Lines in the entries below where the word "from" shows up should each be copied.
--- PROVIDED MATERIAL Enclosed Below ---
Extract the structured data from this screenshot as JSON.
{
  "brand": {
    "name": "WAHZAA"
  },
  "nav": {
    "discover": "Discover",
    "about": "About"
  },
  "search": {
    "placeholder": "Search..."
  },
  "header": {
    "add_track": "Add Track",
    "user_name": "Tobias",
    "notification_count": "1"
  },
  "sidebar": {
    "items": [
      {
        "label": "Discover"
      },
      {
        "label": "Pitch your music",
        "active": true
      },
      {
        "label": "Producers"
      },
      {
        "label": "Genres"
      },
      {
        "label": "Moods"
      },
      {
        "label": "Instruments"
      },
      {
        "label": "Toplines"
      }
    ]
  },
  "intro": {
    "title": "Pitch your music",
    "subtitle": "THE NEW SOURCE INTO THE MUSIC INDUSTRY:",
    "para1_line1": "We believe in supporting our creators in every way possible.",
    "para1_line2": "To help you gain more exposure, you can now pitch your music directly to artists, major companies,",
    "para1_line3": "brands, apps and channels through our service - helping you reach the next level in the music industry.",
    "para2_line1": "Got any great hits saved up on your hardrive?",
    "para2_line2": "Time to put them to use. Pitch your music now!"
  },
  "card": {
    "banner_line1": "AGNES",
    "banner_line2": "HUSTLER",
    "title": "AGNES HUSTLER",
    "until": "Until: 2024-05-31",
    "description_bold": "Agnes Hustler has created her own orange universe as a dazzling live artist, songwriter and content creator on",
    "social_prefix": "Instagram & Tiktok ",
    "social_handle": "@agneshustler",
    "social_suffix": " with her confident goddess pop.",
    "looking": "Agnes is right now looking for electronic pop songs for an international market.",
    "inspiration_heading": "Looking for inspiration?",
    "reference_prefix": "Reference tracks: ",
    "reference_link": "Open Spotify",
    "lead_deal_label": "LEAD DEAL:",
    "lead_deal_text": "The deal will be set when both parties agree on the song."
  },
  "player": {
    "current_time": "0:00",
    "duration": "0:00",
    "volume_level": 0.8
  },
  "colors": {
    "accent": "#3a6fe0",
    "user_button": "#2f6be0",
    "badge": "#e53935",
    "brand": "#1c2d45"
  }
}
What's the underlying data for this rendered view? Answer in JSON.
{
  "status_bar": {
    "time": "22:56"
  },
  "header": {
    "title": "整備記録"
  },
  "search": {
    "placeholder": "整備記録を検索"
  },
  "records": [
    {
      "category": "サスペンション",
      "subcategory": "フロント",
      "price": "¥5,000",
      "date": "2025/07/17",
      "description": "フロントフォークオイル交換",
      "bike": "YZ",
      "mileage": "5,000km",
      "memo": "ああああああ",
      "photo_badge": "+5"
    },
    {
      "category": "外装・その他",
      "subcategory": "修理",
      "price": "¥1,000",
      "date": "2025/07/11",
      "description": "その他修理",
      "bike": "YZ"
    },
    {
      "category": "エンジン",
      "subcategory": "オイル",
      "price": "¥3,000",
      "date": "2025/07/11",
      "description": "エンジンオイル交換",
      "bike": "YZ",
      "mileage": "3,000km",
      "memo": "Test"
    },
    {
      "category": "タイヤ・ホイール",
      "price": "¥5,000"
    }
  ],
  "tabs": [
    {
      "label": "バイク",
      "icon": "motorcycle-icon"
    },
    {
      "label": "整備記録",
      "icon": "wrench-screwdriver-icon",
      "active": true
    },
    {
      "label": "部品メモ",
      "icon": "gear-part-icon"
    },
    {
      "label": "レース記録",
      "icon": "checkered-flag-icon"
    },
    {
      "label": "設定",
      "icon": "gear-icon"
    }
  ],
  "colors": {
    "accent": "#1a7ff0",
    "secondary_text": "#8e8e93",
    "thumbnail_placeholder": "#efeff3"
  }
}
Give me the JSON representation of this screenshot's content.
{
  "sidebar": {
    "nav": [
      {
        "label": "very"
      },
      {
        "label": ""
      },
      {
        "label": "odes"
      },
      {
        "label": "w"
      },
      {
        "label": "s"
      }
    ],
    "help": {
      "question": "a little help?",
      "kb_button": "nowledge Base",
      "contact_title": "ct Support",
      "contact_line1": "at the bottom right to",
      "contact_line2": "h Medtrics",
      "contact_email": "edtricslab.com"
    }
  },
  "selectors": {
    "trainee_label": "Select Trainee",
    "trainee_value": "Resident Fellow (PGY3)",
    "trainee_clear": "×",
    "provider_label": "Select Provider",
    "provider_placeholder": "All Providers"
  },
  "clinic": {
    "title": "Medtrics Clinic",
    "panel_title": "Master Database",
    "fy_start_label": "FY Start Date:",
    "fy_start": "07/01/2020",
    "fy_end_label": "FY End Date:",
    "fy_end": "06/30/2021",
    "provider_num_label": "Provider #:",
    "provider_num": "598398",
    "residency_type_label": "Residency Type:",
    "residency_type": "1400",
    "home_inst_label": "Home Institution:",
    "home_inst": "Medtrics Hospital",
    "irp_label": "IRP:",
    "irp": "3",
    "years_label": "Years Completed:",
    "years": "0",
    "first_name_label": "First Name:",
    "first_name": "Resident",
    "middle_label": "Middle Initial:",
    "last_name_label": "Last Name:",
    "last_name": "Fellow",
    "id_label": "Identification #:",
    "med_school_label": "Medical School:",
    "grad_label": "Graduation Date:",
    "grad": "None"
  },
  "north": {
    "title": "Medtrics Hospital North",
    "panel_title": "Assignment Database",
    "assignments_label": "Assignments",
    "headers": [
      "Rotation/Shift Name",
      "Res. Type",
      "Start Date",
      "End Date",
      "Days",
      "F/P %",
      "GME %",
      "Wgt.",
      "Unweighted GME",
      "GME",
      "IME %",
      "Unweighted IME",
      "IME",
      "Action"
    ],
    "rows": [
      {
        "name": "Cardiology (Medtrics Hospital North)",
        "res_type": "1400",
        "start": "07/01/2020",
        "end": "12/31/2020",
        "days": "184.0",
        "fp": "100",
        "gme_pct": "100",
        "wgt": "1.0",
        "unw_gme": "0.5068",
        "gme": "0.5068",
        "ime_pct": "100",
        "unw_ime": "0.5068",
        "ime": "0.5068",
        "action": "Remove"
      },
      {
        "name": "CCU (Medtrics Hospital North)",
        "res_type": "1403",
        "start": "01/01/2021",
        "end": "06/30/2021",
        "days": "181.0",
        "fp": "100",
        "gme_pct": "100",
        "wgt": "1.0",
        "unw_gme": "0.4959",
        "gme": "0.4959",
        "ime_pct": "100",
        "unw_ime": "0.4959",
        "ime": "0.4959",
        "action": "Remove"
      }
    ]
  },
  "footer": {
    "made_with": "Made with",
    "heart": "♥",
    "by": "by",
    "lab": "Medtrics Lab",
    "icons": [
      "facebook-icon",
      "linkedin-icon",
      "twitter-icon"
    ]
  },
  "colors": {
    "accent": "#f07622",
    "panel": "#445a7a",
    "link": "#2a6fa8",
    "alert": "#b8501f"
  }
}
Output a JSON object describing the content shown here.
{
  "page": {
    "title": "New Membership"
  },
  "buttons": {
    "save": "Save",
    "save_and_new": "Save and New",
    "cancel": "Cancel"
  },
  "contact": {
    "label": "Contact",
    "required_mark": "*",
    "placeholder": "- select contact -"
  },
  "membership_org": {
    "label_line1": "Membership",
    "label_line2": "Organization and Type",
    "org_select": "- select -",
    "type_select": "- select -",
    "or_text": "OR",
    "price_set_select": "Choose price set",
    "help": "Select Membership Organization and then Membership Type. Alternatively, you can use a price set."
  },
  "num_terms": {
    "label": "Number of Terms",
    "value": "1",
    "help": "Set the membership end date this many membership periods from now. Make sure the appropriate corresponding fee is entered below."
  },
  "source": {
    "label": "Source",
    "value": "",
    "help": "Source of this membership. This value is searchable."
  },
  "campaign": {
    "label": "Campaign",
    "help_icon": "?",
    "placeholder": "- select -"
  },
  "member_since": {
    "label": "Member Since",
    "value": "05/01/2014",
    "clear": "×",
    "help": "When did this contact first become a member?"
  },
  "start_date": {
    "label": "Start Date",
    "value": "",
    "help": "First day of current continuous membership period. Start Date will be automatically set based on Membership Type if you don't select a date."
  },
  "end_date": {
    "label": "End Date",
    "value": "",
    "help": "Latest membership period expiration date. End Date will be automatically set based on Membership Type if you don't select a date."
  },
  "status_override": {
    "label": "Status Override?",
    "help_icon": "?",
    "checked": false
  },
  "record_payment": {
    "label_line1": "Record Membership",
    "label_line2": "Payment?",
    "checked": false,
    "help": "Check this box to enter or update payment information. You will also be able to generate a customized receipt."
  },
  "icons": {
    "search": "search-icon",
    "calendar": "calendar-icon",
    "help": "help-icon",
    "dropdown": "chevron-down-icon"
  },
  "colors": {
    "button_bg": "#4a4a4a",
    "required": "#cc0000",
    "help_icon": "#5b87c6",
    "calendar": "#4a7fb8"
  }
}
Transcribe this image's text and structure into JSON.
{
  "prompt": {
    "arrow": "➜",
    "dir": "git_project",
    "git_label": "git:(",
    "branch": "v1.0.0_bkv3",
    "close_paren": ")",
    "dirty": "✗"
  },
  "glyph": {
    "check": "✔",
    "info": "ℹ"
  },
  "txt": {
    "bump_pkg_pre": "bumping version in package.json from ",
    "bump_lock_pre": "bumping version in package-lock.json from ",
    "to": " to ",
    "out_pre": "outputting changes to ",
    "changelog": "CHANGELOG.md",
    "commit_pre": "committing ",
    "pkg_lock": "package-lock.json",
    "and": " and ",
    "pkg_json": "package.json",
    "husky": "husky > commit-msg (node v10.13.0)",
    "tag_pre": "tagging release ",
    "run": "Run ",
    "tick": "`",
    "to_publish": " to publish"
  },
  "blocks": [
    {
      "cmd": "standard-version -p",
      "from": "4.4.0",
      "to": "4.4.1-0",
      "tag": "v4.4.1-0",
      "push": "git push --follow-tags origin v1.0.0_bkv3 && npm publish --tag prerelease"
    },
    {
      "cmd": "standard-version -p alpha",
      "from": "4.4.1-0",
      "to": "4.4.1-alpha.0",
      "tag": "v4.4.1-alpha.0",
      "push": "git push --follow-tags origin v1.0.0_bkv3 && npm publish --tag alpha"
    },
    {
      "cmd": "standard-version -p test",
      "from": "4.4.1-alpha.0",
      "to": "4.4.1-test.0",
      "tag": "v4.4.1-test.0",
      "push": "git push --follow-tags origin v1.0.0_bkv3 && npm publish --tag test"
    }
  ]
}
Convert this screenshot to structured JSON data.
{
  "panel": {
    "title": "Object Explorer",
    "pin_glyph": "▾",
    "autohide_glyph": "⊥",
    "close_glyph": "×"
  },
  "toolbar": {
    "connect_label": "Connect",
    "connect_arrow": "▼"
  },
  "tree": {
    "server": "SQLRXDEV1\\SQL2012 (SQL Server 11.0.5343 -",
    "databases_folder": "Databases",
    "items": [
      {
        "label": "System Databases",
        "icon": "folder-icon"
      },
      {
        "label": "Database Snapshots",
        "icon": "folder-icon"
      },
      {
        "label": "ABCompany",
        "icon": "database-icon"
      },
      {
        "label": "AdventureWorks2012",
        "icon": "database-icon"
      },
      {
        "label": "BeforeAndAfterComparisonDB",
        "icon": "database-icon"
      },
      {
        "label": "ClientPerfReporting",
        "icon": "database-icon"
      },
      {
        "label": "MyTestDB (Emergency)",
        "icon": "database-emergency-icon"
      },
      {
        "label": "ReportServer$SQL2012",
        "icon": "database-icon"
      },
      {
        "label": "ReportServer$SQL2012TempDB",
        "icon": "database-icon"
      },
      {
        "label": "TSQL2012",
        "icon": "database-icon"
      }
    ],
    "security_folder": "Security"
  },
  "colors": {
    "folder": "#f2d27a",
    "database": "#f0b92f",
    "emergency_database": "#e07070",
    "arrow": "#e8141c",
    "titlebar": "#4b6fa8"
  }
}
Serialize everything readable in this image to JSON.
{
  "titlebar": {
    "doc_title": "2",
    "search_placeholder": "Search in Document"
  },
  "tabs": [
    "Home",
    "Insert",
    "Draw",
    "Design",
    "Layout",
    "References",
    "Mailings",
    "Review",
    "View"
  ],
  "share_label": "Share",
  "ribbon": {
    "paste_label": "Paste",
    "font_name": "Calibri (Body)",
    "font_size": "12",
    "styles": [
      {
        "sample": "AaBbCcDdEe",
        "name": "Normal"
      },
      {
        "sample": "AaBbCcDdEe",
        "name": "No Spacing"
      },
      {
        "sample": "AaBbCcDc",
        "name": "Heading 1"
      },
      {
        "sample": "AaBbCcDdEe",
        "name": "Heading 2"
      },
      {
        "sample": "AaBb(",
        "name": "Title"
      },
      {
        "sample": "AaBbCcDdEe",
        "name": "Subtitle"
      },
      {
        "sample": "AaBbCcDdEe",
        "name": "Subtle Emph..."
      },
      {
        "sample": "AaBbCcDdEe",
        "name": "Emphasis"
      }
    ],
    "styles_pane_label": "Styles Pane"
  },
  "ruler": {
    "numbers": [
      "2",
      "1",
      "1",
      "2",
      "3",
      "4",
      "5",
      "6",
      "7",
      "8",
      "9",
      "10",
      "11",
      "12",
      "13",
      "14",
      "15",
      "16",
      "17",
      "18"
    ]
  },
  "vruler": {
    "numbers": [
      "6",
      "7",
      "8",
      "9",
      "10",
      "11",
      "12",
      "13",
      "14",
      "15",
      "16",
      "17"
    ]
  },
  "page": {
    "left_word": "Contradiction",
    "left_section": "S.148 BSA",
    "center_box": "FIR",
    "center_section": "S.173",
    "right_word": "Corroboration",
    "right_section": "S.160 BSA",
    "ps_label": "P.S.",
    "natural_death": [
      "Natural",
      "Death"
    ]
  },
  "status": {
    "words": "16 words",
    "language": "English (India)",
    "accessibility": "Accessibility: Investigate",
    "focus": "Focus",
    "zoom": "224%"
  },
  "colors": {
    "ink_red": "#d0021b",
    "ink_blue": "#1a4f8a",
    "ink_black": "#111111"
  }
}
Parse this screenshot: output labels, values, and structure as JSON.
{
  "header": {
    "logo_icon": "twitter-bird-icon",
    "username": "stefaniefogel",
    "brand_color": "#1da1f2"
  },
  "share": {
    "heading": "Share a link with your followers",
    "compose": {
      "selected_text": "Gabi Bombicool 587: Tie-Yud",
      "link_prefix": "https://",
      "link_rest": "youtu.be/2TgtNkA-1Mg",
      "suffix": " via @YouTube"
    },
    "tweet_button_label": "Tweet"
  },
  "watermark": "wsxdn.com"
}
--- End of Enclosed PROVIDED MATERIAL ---
FINAL ANSWER:
Extract the structured data from this screenshot as JSON.
    "help": "Set the membership end date this many membership periods from now. Make sure the appropriate corresponding fee is entered below."
    "bump_pkg_pre": "bumping version in package.json from ",
    "bump_lock_pre": "bumping version in package-lock.json from ",
      "from": "4.4.0",
      "from": "4.4.1-0",
      "from": "4.4.1-alpha.0",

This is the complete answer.